Run through the data and copy out every line that mentions the word "bulog".

**Exercise data:**
☆ ☆ ☆ ☆
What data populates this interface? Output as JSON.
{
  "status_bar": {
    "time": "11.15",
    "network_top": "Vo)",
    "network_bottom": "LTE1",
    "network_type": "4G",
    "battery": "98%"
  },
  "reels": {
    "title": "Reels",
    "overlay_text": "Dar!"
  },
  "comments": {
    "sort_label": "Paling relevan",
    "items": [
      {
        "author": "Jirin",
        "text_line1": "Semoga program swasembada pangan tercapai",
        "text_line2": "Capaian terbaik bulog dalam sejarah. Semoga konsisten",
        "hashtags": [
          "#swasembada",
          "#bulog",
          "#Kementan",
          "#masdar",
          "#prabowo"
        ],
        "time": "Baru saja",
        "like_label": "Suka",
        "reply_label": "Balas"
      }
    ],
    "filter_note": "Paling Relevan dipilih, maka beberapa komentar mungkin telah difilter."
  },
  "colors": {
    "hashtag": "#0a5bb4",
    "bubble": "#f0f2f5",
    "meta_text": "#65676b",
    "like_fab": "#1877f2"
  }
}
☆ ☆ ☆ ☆
**Response:**
        "text_line2": "Capaian terbaik bulog dalam sejarah. Semoga konsisten",
          "#bulog",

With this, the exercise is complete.